xl info
xl info | grep virt_caps
       virt_caps              : pv hvm hvm_directio pv_directio hap shadow

Create simple domUs

Let's test the 3 choices provided by Xen: HVM, PV and PVH.
VNC is optional, but useful to see what's happening.
Example files are provided below, although you can find equivalents in /etc/xen.


Official example: /etc/xen/xlexample.hvm

# cat /vm/hvm-domu.cfg
name = "hvm-domu"
type = "hvm"
vcpus = 1
memory = 512
vif = [ 'bridge=xenbr0,mac=00:16:3e:de:b1:a0,vifname=debhvm' ]
boot = 'cdn'
#vnc = 1
#vnclisten = ""


Official example: /etc/xen/xlexample.pvlinux

# cat /vm/pv-domu.cfg
name = "pv-domu"
type = "pv"
vcpus = 1
memory = 512
vif = [ 'bridge=xenbr0,mac=00:16:3e:de:b1:a1,vifname=debpv,type=vif']
#vfb = [ "vnc=1,vnclisten=" ]

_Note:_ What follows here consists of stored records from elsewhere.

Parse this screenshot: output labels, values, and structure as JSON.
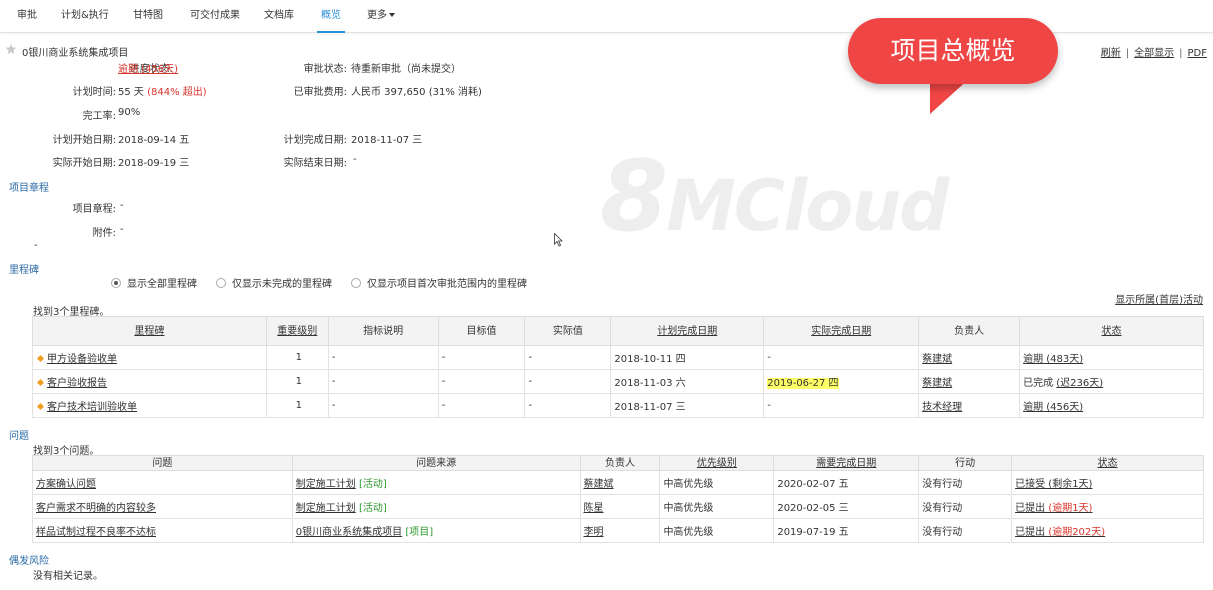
{
  "tabs": [
    {
      "label": "审批",
      "name": "tab-approval"
    },
    {
      "label": "计划&执行",
      "name": "tab-plan-execute"
    },
    {
      "label": "甘特图",
      "name": "tab-gantt"
    },
    {
      "label": "可交付成果",
      "name": "tab-deliverables"
    },
    {
      "label": "文档库",
      "name": "tab-documents"
    },
    {
      "label": "概览",
      "name": "tab-overview",
      "active": true
    },
    {
      "label": "更多",
      "name": "tab-more",
      "dropdown": true
    }
  ],
  "callout": "项目总概览",
  "toplinks": {
    "refresh": "刷新",
    "show_all": "全部显示",
    "pdf": "PDF",
    "sep": "|"
  },
  "project": {
    "title": "0银川商业系统集成项目",
    "progress_label": "进度状态:",
    "progress_value": "逾期 (456天)",
    "approval_label": "审批状态:",
    "approval_value": "待重新审批（尚未提交）",
    "plan_time_label": "计划时间:",
    "plan_time_value": "55 天",
    "plan_time_over": "(844% 超出)",
    "approved_cost_label": "已审批费用:",
    "approved_cost_value": "人民币 397,650",
    "approved_cost_pct": "(31% 消耗)",
    "completion_label": "完工率:",
    "completion_value": "90%",
    "plan_start_label": "计划开始日期:",
    "plan_start_value": "2018-09-14 五",
    "plan_end_label": "计划完成日期:",
    "plan_end_value": "2018-11-07 三",
    "actual_start_label": "实际开始日期:",
    "actual_start_value": "2018-09-19 三",
    "actual_end_label": "实际结束日期:",
    "actual_end_value": "-"
  },
  "charter": {
    "section": "项目章程",
    "charter_label": "项目章程:",
    "charter_value": "-",
    "attach_label": "附件:",
    "attach_value": "-",
    "extra": "-"
  },
  "milestones": {
    "section": "里程碑",
    "radios": [
      "显示全部里程碑",
      "仅显示未完成的里程碑",
      "仅显示项目首次审批范围内的里程碑"
    ],
    "show_activity_link": "显示所属(首层)活动",
    "found": "找到3个里程碑。",
    "headers": [
      "里程碑",
      "重要级别",
      "指标说明",
      "目标值",
      "实际值",
      "计划完成日期",
      "实际完成日期",
      "负责人",
      "状态"
    ],
    "rows": [
      {
        "name": "甲方设备验收单",
        "level": "1",
        "desc": "-",
        "target": "-",
        "actual": "-",
        "plan": "2018-10-11 四",
        "done": "-",
        "owner": "蔡建斌",
        "status_pre": "",
        "status": "逾期 (483天)"
      },
      {
        "name": "客户验收报告",
        "level": "1",
        "desc": "-",
        "target": "-",
        "actual": "-",
        "plan": "2018-11-03 六",
        "done": "2019-06-27 四",
        "owner": "蔡建斌",
        "status_pre": "已完成 ",
        "status": "(迟236天)"
      },
      {
        "name": "客户技术培训验收单",
        "level": "1",
        "desc": "-",
        "target": "-",
        "actual": "-",
        "plan": "2018-11-07 三",
        "done": "-",
        "owner": "技术经理",
        "status_pre": "",
        "status": "逾期 (456天)"
      }
    ]
  },
  "issues": {
    "section": "问题",
    "found": "找到3个问题。",
    "headers": [
      "问题",
      "问题来源",
      "负责人",
      "优先级别",
      "需要完成日期",
      "行动",
      "状态"
    ],
    "rows": [
      {
        "name": "方案确认问题",
        "source": "制定施工计划",
        "source_tag": "[活动]",
        "owner": "蔡建斌",
        "priority": "中高优先级",
        "due": "2020-02-07 五",
        "action": "没有行动",
        "status_pre": "已接受",
        "status": " (剩余1天)"
      },
      {
        "name": "客户需求不明确的内容较多",
        "source": "制定施工计划",
        "source_tag": "[活动]",
        "owner": "陈星",
        "priority": "中高优先级",
        "due": "2020-02-05 三",
        "action": "没有行动",
        "status_pre": "已提出",
        "status": " (逾期1天)"
      },
      {
        "name": "样品试制过程不良率不达标",
        "source": "0银川商业系统集成项目",
        "source_tag": "[项目]",
        "owner": "李明",
        "priority": "中高优先级",
        "due": "2019-07-19 五",
        "action": "没有行动",
        "status_pre": "已提出",
        "status": " (逾期202天)"
      }
    ]
  },
  "risks": {
    "section": "偶发风险",
    "empty": "没有相关记录。"
  },
  "watermark": "8MCloud",
  "colors": {
    "accent": "#2a8fd6",
    "red": "#d9342b",
    "callout": "#f04545",
    "green": "#2e9a2e"
  }
}
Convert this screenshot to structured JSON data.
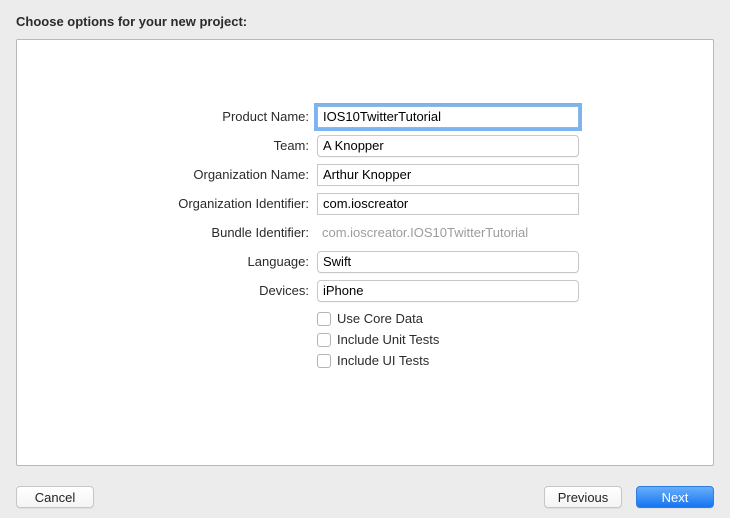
{
  "title": "Choose options for your new project:",
  "labels": {
    "productName": "Product Name:",
    "team": "Team:",
    "orgName": "Organization Name:",
    "orgIdent": "Organization Identifier:",
    "bundleIdent": "Bundle Identifier:",
    "language": "Language:",
    "devices": "Devices:"
  },
  "values": {
    "productName": "IOS10TwitterTutorial",
    "team": "A Knopper",
    "orgName": "Arthur Knopper",
    "orgIdent": "com.ioscreator",
    "bundleIdent": "com.ioscreator.IOS10TwitterTutorial",
    "language": "Swift",
    "devices": "iPhone"
  },
  "checks": {
    "coreData": "Use Core Data",
    "unitTests": "Include Unit Tests",
    "uiTests": "Include UI Tests"
  },
  "buttons": {
    "cancel": "Cancel",
    "previous": "Previous",
    "next": "Next"
  }
}
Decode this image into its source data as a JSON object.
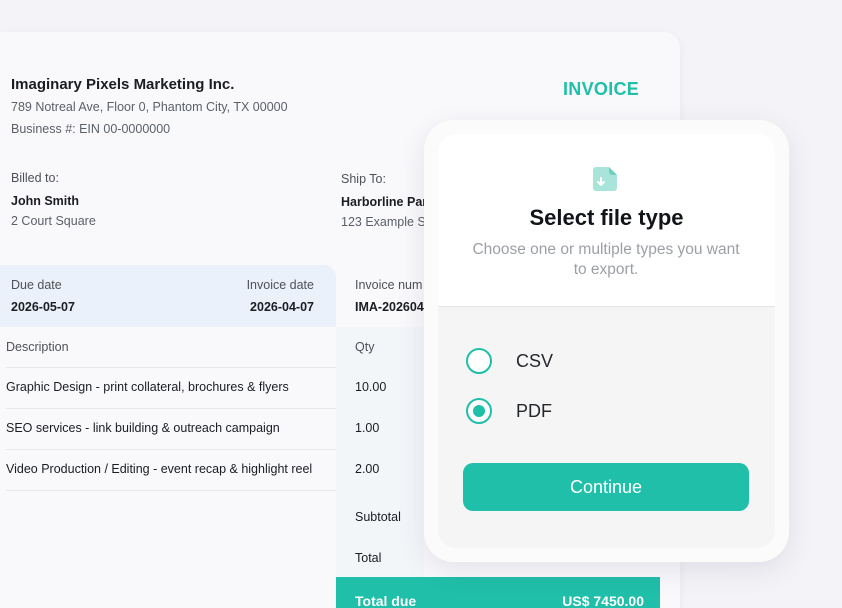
{
  "company": {
    "name": "Imaginary Pixels Marketing Inc.",
    "address": "789 Notreal Ave, Floor 0, Phantom City, TX 00000",
    "ein": "Business #: EIN 00-0000000"
  },
  "invoice_title": "INVOICE",
  "billed_to": {
    "label": "Billed to:",
    "name": "John Smith",
    "address": "2 Court Square"
  },
  "ship_to": {
    "label": "Ship To:",
    "name": "Harborline Par",
    "address": "123 Example S"
  },
  "dates": {
    "due_label": "Due date",
    "due_value": "2026-05-07",
    "invoice_date_label": "Invoice date",
    "invoice_date_value": "2026-04-07",
    "invoice_num_label": "Invoice num",
    "invoice_num_value": "IMA-202604"
  },
  "table": {
    "headers": {
      "description": "Description",
      "qty": "Qty"
    },
    "rows": [
      {
        "description": "Graphic Design - print collateral, brochures & flyers",
        "qty": "10.00"
      },
      {
        "description": "SEO services - link building & outreach campaign",
        "qty": "1.00"
      },
      {
        "description": "Video Production / Editing - event recap & highlight reel",
        "qty": "2.00"
      }
    ]
  },
  "totals": {
    "subtotal_label": "Subtotal",
    "total_label": "Total",
    "total_due_label": "Total due",
    "total_due_value": "US$ 7450.00"
  },
  "modal": {
    "title": "Select file type",
    "subtitle": "Choose one or multiple types you want to export.",
    "options": [
      {
        "label": "CSV",
        "selected": false
      },
      {
        "label": "PDF",
        "selected": true
      }
    ],
    "continue_label": "Continue",
    "icon": "file-download-icon"
  },
  "colors": {
    "accent": "#20bfa9",
    "dates_bg": "#eaf1fb"
  }
}
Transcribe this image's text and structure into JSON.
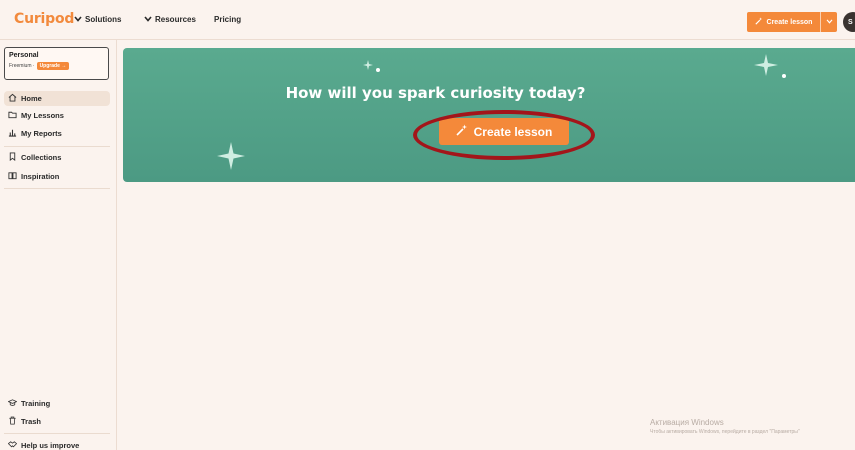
{
  "app": {
    "logo": "Curipod"
  },
  "topnav": {
    "items": [
      {
        "label": "Solutions"
      },
      {
        "label": "Resources"
      },
      {
        "label": "Pricing"
      }
    ],
    "create_lesson_label": "Create lesson",
    "avatar_initial": "S"
  },
  "sidebar": {
    "plan": {
      "name": "Personal",
      "tier": "Freemium ·",
      "upgrade_label": "Upgrade"
    },
    "items": [
      {
        "label": "Home",
        "icon": "home-icon"
      },
      {
        "label": "My Lessons",
        "icon": "folder-icon"
      },
      {
        "label": "My Reports",
        "icon": "bar-chart-icon"
      },
      {
        "label": "Collections",
        "icon": "bookmark-icon"
      },
      {
        "label": "Inspiration",
        "icon": "book-open-icon"
      }
    ],
    "bottom_items": [
      {
        "label": "Training",
        "icon": "graduation-cap-icon"
      },
      {
        "label": "Trash",
        "icon": "trash-icon"
      },
      {
        "label": "Help us improve",
        "icon": "handshake-icon"
      }
    ]
  },
  "hero": {
    "title": "How will you spark curiosity today?",
    "button_label": "Create lesson"
  },
  "watermark": {
    "title": "Активация Windows",
    "subtitle": "Чтобы активировать Windows, перейдите в раздел \"Параметры\""
  },
  "colors": {
    "accent": "#f4893a",
    "hero_bg": "#55a58b",
    "page_bg": "#fbf3ee",
    "highlight_ring": "#a3151a"
  }
}
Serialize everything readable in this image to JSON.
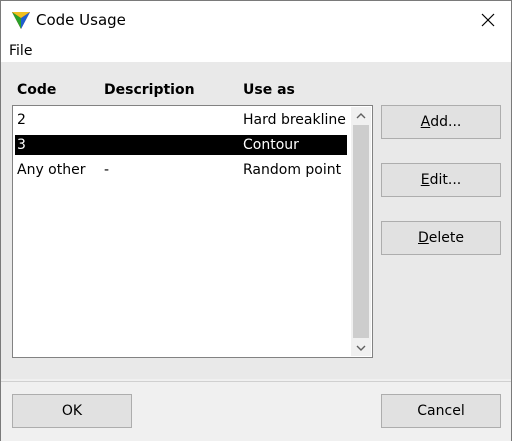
{
  "window": {
    "title": "Code Usage"
  },
  "menu": {
    "file": "File"
  },
  "table": {
    "headers": [
      "Code",
      "Description",
      "Use as"
    ],
    "rows": [
      {
        "code": "2",
        "description": "",
        "use_as": "Hard breakline",
        "selected": false
      },
      {
        "code": "3",
        "description": "",
        "use_as": "Contour",
        "selected": true
      },
      {
        "code": "Any other",
        "description": "-",
        "use_as": "Random point",
        "selected": false
      }
    ]
  },
  "buttons": {
    "add_mn": "A",
    "add_rest": "dd...",
    "edit_mn": "E",
    "edit_rest": "dit...",
    "delete_mn": "D",
    "delete_rest": "elete",
    "ok": "OK",
    "cancel": "Cancel"
  },
  "colors": {
    "selection": "#000000",
    "panel": "#e9e9e9",
    "button": "#e1e1e1"
  },
  "icons": [
    "app-icon",
    "close-icon",
    "chevron-up-icon",
    "chevron-down-icon"
  ]
}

kernel = "/boot/vmlinuz-"
cmdline = "root=/dev/xvda1"
# OR one of
bootloader = "/usr/bin/pvgrub32"
bootloader = "/usr/bin/pvgrub64"
# do not use anymore: bootloader = "/usr/bin/pygrub"


Official example: /etc/xen/xlexample.pvhlinux

# cat /vm/pvh-domu.cfg
name = "pvh-domu"
type = "pvh"
vcpus = 1
memory = 512
vif = [ 'bridge=xenbr0,mac=00:16:3e:de:b1:a2,vifname=debpvh,type=vif' ]
#vfb = [ "vnc=1,vnclisten=" ]

kernel = "/usr/lib/grub-xen/grub-i386-xen_pvh.bin"
# OR
kernel = "/boot/vmlinuz-"
cmdline = "root=/dev/xvda1"

Let's run them now

# start the domU
xl create /path/to/config-file.cfg

# check if it's running, watch the ressources usage
xl list
xl top

# shut them down (forcefully, as no OS is installed yet)
# <Domain> means domain id or name
xl destroy <Domain>
xl destroy hvm-domu
xl destroy 1

If everything works, perfect, you can now better configure Xen, dom0 and your domUs !

CategoryVirtualization CategoryXen